Interface dataset entries:
:::::

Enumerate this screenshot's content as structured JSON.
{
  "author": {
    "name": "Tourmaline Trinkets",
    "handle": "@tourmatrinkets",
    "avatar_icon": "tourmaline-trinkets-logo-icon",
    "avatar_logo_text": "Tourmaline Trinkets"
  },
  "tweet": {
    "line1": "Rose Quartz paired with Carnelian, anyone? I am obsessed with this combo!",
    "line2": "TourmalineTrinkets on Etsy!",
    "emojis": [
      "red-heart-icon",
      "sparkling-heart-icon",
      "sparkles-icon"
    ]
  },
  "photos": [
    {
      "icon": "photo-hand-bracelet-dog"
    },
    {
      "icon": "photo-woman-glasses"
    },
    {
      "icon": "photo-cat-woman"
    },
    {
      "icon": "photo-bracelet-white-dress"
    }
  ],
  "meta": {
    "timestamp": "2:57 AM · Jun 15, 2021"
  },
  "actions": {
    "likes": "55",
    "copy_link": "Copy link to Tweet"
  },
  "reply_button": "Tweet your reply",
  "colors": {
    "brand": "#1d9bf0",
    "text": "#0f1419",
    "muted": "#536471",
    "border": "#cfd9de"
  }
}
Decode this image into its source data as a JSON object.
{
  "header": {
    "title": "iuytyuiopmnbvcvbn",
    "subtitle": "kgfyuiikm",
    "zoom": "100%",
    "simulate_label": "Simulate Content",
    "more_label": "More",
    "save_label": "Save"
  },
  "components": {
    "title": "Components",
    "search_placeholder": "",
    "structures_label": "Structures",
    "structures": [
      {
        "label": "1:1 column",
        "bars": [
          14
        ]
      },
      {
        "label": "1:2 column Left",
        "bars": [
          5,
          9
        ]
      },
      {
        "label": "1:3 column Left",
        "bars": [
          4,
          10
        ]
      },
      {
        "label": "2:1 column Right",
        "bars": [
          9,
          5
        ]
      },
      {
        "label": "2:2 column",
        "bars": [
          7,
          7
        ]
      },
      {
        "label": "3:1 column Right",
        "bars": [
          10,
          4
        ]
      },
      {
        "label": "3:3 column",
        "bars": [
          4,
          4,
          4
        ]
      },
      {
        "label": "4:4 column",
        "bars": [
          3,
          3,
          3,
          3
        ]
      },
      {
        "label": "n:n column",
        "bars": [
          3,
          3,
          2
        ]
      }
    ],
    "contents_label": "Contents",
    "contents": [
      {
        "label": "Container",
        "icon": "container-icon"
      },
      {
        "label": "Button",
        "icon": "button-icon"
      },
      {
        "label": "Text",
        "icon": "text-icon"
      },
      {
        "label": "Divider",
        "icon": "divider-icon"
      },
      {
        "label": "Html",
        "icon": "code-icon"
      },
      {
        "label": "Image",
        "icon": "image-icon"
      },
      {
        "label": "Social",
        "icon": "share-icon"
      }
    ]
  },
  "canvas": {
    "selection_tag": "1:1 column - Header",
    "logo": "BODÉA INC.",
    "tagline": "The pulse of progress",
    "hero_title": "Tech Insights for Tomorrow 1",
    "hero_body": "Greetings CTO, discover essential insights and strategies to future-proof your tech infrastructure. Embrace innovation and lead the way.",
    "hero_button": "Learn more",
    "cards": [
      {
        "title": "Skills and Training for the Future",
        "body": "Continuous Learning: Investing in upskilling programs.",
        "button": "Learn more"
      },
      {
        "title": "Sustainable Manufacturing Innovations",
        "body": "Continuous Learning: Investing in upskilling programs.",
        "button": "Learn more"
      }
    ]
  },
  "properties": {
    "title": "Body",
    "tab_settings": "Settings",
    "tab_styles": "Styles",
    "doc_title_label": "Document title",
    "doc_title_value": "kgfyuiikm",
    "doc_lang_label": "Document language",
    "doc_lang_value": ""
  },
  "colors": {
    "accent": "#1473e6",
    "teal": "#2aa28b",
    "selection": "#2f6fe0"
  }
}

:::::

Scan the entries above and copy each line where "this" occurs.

RESULT:
Enumerate this screenshot's content as structured JSON.
    "line1": "Rose Quartz paired with Carnelian, anyone? I am obsessed with this combo!",
Decode this image into its source data as a JSON object.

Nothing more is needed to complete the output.